Exercise prompt:
When a line in the entries below contains the word "денежных", copy that line.

(Interface dataset entries)
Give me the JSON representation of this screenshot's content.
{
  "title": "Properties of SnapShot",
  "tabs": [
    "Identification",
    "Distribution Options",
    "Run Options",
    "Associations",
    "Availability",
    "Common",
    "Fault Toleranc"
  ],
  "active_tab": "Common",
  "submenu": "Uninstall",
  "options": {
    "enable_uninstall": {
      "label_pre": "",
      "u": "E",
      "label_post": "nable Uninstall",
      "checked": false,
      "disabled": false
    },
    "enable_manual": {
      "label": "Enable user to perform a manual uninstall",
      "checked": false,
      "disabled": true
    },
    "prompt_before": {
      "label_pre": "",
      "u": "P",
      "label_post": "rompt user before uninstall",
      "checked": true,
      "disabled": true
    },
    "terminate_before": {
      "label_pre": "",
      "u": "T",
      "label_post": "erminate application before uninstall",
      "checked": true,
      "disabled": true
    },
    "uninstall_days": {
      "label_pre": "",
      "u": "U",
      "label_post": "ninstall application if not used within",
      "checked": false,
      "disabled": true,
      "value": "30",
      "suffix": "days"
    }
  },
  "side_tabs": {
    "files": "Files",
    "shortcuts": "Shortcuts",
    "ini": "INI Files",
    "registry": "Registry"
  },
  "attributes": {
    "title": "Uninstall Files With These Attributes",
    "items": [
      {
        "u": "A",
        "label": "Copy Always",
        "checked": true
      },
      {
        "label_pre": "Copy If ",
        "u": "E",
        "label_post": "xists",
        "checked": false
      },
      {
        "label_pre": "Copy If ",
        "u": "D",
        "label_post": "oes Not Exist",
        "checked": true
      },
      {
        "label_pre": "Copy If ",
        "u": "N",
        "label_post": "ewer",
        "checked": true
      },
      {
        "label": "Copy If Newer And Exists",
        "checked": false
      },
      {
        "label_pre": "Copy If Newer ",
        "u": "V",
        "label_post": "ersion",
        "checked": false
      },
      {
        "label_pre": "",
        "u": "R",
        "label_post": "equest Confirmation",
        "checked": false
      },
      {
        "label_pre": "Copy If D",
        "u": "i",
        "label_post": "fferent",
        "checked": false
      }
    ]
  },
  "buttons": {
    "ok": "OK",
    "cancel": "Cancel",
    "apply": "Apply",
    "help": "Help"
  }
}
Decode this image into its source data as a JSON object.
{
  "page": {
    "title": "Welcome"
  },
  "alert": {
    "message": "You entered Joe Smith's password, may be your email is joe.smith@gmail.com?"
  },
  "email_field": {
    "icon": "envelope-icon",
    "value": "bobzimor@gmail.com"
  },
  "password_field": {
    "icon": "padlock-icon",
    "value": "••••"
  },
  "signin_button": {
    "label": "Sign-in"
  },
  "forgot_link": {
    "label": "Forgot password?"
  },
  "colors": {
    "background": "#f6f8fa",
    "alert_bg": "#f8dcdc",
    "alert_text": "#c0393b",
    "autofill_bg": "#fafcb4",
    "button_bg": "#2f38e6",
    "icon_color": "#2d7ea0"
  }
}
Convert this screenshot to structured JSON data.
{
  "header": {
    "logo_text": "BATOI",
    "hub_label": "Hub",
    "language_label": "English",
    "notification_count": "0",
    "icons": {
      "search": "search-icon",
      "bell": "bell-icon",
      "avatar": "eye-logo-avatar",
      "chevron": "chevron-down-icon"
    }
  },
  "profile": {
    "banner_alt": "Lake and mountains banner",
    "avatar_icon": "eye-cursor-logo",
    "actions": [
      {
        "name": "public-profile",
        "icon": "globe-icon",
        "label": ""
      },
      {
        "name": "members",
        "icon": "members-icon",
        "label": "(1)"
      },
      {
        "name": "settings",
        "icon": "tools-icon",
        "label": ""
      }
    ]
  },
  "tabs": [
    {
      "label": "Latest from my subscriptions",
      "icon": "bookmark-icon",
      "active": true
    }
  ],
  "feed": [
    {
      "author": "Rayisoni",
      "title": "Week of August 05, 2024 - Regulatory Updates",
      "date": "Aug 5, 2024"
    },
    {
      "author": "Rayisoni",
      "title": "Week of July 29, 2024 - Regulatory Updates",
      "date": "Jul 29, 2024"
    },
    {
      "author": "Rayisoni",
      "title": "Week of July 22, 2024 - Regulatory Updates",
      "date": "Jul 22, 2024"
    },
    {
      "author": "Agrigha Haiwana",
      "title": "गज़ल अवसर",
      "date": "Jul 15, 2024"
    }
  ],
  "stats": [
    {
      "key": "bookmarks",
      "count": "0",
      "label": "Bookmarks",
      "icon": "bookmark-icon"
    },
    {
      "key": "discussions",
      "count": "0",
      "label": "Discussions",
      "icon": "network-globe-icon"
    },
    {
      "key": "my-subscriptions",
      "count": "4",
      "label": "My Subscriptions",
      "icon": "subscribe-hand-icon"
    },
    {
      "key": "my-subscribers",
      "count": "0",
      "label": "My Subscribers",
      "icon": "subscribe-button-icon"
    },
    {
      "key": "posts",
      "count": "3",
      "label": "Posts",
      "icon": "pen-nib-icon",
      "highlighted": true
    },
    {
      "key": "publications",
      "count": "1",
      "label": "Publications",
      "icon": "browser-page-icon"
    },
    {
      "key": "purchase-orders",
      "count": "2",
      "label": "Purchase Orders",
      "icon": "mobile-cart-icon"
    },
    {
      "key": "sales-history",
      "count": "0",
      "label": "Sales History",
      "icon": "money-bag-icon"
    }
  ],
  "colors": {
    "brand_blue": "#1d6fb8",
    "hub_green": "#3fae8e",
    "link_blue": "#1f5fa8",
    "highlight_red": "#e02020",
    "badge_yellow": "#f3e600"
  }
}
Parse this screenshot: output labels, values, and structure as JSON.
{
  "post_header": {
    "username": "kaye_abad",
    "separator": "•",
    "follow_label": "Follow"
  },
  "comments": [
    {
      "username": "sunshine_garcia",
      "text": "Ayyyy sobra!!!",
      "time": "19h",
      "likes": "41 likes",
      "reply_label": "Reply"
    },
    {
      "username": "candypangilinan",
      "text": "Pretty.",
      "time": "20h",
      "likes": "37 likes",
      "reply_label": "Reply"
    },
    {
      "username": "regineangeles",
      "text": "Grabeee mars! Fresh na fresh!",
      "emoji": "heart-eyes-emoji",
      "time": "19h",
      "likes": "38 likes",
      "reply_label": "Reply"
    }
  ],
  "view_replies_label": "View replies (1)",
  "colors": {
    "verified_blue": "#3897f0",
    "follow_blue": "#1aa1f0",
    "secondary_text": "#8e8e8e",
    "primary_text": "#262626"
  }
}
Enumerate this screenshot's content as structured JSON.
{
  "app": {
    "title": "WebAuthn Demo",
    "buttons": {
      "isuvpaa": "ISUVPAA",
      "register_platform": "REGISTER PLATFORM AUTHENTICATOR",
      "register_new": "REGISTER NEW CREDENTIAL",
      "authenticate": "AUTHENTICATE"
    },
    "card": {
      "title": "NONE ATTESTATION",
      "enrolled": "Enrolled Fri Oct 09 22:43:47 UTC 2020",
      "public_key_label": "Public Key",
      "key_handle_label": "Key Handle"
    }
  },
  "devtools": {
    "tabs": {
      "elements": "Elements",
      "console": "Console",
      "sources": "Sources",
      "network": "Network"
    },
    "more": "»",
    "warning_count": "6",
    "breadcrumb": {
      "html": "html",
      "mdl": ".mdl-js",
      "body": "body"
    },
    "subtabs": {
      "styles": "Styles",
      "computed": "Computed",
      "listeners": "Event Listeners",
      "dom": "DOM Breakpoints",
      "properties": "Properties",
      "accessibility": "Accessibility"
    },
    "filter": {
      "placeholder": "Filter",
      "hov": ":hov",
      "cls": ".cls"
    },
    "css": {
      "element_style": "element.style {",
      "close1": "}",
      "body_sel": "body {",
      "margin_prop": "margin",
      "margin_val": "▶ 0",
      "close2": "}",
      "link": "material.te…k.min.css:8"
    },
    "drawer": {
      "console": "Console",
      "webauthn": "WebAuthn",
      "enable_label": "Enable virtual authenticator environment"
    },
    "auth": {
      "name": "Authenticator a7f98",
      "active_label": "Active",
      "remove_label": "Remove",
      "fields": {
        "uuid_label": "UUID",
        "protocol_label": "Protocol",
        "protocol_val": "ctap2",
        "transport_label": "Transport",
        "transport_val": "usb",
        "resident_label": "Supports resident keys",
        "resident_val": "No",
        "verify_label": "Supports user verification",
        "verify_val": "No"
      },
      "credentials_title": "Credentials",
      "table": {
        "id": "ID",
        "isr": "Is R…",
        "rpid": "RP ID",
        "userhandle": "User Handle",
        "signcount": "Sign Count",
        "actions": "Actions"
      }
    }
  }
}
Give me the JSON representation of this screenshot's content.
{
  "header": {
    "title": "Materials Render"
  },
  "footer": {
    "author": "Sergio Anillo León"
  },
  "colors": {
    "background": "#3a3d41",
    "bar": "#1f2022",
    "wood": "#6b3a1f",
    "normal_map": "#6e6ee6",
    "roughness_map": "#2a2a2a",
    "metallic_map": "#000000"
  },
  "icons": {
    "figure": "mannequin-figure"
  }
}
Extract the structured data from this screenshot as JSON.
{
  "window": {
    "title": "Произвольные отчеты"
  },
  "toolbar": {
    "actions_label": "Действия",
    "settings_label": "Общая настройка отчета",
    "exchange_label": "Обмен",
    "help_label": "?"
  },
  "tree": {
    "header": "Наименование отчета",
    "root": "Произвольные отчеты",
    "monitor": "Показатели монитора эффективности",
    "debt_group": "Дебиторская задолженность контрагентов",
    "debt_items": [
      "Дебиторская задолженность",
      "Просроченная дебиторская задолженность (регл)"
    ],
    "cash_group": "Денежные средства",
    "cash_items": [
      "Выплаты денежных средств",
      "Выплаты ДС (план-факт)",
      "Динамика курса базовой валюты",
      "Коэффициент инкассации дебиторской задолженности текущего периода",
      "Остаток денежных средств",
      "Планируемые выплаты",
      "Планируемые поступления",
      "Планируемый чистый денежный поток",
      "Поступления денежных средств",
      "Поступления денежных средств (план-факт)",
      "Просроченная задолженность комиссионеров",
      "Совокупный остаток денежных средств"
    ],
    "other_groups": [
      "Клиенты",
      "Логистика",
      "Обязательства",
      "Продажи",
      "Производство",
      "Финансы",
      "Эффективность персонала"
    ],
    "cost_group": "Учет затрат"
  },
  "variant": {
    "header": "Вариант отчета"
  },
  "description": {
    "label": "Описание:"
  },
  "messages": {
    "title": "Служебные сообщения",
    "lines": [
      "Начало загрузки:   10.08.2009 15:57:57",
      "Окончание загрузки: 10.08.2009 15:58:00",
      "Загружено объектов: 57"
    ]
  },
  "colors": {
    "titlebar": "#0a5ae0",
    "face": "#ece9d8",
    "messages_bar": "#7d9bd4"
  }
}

Answer to this exercise:
      "Выплаты денежных средств",
      "Остаток денежных средств",
      "Поступления денежных средств",
      "Поступления денежных средств (план-факт)",
      "Совокупный остаток денежных средств"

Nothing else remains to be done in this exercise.